**Problem statement**
The expected output is every entry that follows, reproduced exactly.

**Supplied records**
↓

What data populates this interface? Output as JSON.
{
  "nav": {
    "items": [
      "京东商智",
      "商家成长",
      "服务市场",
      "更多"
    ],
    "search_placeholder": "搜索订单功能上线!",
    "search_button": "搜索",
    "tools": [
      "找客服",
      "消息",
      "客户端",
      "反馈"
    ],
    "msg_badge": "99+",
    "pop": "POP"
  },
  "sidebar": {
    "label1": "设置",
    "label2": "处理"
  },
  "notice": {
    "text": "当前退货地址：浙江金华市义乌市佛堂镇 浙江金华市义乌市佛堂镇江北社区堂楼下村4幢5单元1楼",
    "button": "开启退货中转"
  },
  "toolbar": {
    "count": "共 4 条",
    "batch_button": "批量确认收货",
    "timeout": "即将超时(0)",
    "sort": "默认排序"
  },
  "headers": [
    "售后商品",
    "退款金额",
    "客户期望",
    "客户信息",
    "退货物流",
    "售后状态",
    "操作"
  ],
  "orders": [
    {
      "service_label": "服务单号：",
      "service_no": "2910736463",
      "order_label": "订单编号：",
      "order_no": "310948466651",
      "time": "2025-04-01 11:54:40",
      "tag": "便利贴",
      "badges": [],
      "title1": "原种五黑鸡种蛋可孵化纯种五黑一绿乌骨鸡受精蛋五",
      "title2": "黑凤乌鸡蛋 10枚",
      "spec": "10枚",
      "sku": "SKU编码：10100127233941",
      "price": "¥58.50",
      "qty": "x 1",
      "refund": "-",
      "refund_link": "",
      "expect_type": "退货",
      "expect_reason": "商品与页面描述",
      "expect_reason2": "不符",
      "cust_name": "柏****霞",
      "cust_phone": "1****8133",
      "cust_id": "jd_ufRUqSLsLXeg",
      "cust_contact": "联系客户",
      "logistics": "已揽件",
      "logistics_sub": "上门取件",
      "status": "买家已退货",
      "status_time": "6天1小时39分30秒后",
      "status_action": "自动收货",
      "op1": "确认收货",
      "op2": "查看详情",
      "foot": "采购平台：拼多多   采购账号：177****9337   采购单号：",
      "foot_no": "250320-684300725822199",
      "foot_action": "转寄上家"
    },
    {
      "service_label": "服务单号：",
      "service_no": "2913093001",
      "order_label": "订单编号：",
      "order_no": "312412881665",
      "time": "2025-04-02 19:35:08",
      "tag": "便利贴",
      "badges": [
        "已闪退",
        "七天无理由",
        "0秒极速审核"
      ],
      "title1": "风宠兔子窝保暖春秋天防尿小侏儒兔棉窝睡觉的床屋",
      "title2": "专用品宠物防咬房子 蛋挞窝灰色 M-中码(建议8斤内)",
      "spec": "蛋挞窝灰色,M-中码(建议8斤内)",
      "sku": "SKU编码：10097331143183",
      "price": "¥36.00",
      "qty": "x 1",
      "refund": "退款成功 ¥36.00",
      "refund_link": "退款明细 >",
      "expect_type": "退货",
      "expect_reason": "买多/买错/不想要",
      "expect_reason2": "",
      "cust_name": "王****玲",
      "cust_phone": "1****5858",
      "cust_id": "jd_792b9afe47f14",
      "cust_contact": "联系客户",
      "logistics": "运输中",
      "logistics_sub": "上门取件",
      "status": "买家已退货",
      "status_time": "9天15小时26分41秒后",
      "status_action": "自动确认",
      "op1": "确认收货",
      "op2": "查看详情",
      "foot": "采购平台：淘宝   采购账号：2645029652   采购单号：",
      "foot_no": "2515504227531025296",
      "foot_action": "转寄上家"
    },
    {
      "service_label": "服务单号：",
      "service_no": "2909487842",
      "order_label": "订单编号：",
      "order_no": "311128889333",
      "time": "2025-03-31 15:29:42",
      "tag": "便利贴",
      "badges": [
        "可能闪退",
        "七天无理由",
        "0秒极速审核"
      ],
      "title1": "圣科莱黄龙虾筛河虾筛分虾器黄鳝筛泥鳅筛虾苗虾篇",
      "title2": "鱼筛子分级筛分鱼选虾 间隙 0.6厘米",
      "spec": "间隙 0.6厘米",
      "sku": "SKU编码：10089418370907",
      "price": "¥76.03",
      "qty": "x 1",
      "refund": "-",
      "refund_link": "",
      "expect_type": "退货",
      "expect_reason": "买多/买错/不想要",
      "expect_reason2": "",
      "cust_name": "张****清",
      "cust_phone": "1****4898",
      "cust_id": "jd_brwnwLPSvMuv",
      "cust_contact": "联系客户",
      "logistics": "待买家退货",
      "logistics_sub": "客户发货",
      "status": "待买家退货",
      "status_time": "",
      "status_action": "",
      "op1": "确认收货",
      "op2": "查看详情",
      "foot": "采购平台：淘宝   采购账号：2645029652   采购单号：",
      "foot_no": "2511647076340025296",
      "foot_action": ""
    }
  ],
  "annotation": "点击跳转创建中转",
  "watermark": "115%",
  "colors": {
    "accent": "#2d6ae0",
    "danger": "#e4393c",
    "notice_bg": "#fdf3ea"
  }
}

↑

**Task solution**
What data populates this interface? Output as JSON.
{
  "nav": {
    "items": [
      "京东商智",
      "商家成长",
      "服务市场",
      "更多"
    ],
    "search_placeholder": "搜索订单功能上线!",
    "search_button": "搜索",
    "tools": [
      "找客服",
      "消息",
      "客户端",
      "反馈"
    ],
    "msg_badge": "99+",
    "pop": "POP"
  },
  "sidebar": {
    "label1": "设置",
    "label2": "处理"
  },
  "notice": {
    "text": "当前退货地址：浙江金华市义乌市佛堂镇 浙江金华市义乌市佛堂镇江北社区堂楼下村4幢5单元1楼",
    "button": "开启退货中转"
  },
  "toolbar": {
    "count": "共 4 条",
    "batch_button": "批量确认收货",
    "timeout": "即将超时(0)",
    "sort": "默认排序"
  },
  "headers": [
    "售后商品",
    "退款金额",
    "客户期望",
    "客户信息",
    "退货物流",
    "售后状态",
    "操作"
  ],
  "orders": [
    {
      "service_label": "服务单号：",
      "service_no": "2910736463",
      "order_label": "订单编号：",
      "order_no": "310948466651",
      "time": "2025-04-01 11:54:40",
      "tag": "便利贴",
      "badges": [],
      "title1": "原种五黑鸡种蛋可孵化纯种五黑一绿乌骨鸡受精蛋五",
      "title2": "黑凤乌鸡蛋 10枚",
      "spec": "10枚",
      "sku": "SKU编码：10100127233941",
      "price": "¥58.50",
      "qty": "x 1",
      "refund": "-",
      "refund_link": "",
      "expect_type": "退货",
      "expect_reason": "商品与页面描述",
      "expect_reason2": "不符",
      "cust_name": "柏****霞",
      "cust_phone": "1****8133",
      "cust_id": "jd_ufRUqSLsLXeg",
      "cust_contact": "联系客户",
      "logistics": "已揽件",
      "logistics_sub": "上门取件",
      "status": "买家已退货",
      "status_time": "6天1小时39分30秒后",
      "status_action": "自动收货",
      "op1": "确认收货",
      "op2": "查看详情",
      "foot": "采购平台：拼多多   采购账号：177****9337   采购单号：",
      "foot_no": "250320-684300725822199",
      "foot_action": "转寄上家"
    },
    {
      "service_label": "服务单号：",
      "service_no": "2913093001",
      "order_label": "订单编号：",
      "order_no": "312412881665",
      "time": "2025-04-02 19:35:08",
      "tag": "便利贴",
      "badges": [
        "已闪退",
        "七天无理由",
        "0秒极速审核"
      ],
      "title1": "风宠兔子窝保暖春秋天防尿小侏儒兔棉窝睡觉的床屋",
      "title2": "专用品宠物防咬房子 蛋挞窝灰色 M-中码(建议8斤内)",
      "spec": "蛋挞窝灰色,M-中码(建议8斤内)",
      "sku": "SKU编码：10097331143183",
      "price": "¥36.00",
      "qty": "x 1",
      "refund": "退款成功 ¥36.00",
      "refund_link": "退款明细 >",
      "expect_type": "退货",
      "expect_reason": "买多/买错/不想要",
      "expect_reason2": "",
      "cust_name": "王****玲",
      "cust_phone": "1****5858",
      "cust_id": "jd_792b9afe47f14",
      "cust_contact": "联系客户",
      "logistics": "运输中",
      "logistics_sub": "上门取件",
      "status": "买家已退货",
      "status_time": "9天15小时26分41秒后",
      "status_action": "自动确认",
      "op1": "确认收货",
      "op2": "查看详情",
      "foot": "采购平台：淘宝   采购账号：2645029652   采购单号：",
      "foot_no": "2515504227531025296",
      "foot_action": "转寄上家"
    },
    {
      "service_label": "服务单号：",
      "service_no": "2909487842",
      "order_label": "订单编号：",
      "order_no": "311128889333",
      "time": "2025-03-31 15:29:42",
      "tag": "便利贴",
      "badges": [
        "可能闪退",
        "七天无理由",
        "0秒极速审核"
      ],
      "title1": "圣科莱黄龙虾筛河虾筛分虾器黄鳝筛泥鳅筛虾苗虾篇",
      "title2": "鱼筛子分级筛分鱼选虾 间隙 0.6厘米",
      "spec": "间隙 0.6厘米",
      "sku": "SKU编码：10089418370907",
      "price": "¥76.03",
      "qty": "x 1",
      "refund": "-",
      "refund_link": "",
      "expect_type": "退货",
      "expect_reason": "买多/买错/不想要",
      "expect_reason2": "",
      "cust_name": "张****清",
      "cust_phone": "1****4898",
      "cust_id": "jd_brwnwLPSvMuv",
      "cust_contact": "联系客户",
      "logistics": "待买家退货",
      "logistics_sub": "客户发货",
      "status": "待买家退货",
      "status_time": "",
      "status_action": "",
      "op1": "确认收货",
      "op2": "查看详情",
      "foot": "采购平台：淘宝   采购账号：2645029652   采购单号：",
      "foot_no": "2511647076340025296",
      "foot_action": ""
    }
  ],
  "annotation": "点击跳转创建中转",
  "watermark": "115%",
  "colors": {
    "accent": "#2d6ae0",
    "danger": "#e4393c",
    "notice_bg": "#fdf3ea"
  }
}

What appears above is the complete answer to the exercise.